*What is being asked*. The answer is an exact repeat of the entries below, with the pictures omitted.

*Exercise inputs*.
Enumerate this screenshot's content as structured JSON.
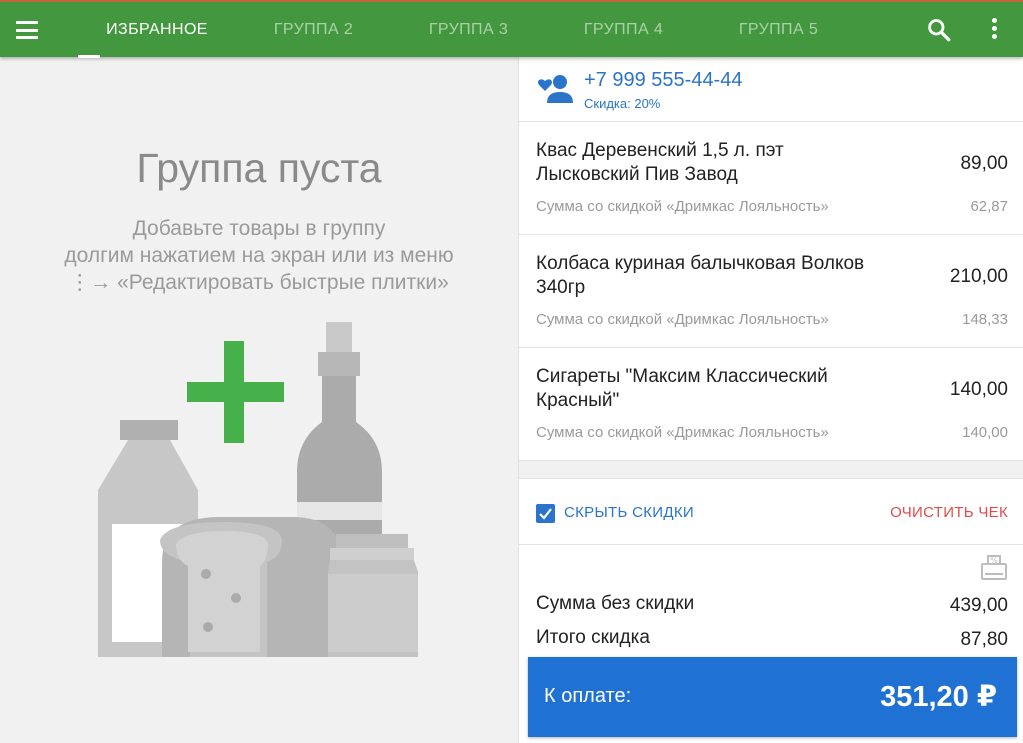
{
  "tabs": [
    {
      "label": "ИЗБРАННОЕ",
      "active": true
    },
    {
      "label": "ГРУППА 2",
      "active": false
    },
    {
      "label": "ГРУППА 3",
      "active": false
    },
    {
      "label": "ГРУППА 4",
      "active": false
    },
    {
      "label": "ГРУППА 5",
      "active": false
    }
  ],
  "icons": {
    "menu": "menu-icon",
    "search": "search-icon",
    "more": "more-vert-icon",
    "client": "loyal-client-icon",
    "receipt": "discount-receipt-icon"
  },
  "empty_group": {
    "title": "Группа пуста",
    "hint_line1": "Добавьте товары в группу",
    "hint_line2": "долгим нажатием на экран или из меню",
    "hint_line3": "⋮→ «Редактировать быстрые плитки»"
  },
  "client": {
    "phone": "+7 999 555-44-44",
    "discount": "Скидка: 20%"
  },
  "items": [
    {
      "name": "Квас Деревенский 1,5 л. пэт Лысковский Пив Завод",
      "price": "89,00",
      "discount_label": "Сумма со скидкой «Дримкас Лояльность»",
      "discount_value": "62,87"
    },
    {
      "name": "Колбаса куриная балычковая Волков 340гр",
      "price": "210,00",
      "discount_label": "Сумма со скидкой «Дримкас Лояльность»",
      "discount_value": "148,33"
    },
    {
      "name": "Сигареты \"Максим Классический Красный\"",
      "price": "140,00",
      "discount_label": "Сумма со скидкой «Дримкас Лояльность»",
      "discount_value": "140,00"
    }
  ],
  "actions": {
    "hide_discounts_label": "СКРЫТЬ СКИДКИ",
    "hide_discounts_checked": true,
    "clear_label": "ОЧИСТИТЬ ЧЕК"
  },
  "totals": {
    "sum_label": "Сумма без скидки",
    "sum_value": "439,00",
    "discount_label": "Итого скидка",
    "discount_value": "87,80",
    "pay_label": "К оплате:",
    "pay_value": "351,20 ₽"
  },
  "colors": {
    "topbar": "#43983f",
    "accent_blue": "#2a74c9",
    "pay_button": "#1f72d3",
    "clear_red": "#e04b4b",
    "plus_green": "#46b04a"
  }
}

*Task solution*.
Enumerate this screenshot's content as structured JSON.
{
  "tabs": [
    {
      "label": "ИЗБРАННОЕ",
      "active": true
    },
    {
      "label": "ГРУППА 2",
      "active": false
    },
    {
      "label": "ГРУППА 3",
      "active": false
    },
    {
      "label": "ГРУППА 4",
      "active": false
    },
    {
      "label": "ГРУППА 5",
      "active": false
    }
  ],
  "icons": {
    "menu": "menu-icon",
    "search": "search-icon",
    "more": "more-vert-icon",
    "client": "loyal-client-icon",
    "receipt": "discount-receipt-icon"
  },
  "empty_group": {
    "title": "Группа пуста",
    "hint_line1": "Добавьте товары в группу",
    "hint_line2": "долгим нажатием на экран или из меню",
    "hint_line3": "⋮→ «Редактировать быстрые плитки»"
  },
  "client": {
    "phone": "+7 999 555-44-44",
    "discount": "Скидка: 20%"
  },
  "items": [
    {
      "name": "Квас Деревенский 1,5 л. пэт Лысковский Пив Завод",
      "price": "89,00",
      "discount_label": "Сумма со скидкой «Дримкас Лояльность»",
      "discount_value": "62,87"
    },
    {
      "name": "Колбаса куриная балычковая Волков 340гр",
      "price": "210,00",
      "discount_label": "Сумма со скидкой «Дримкас Лояльность»",
      "discount_value": "148,33"
    },
    {
      "name": "Сигареты \"Максим Классический Красный\"",
      "price": "140,00",
      "discount_label": "Сумма со скидкой «Дримкас Лояльность»",
      "discount_value": "140,00"
    }
  ],
  "actions": {
    "hide_discounts_label": "СКРЫТЬ СКИДКИ",
    "hide_discounts_checked": true,
    "clear_label": "ОЧИСТИТЬ ЧЕК"
  },
  "totals": {
    "sum_label": "Сумма без скидки",
    "sum_value": "439,00",
    "discount_label": "Итого скидка",
    "discount_value": "87,80",
    "pay_label": "К оплате:",
    "pay_value": "351,20 ₽"
  },
  "colors": {
    "topbar": "#43983f",
    "accent_blue": "#2a74c9",
    "pay_button": "#1f72d3",
    "clear_red": "#e04b4b",
    "plus_green": "#46b04a"
  }
}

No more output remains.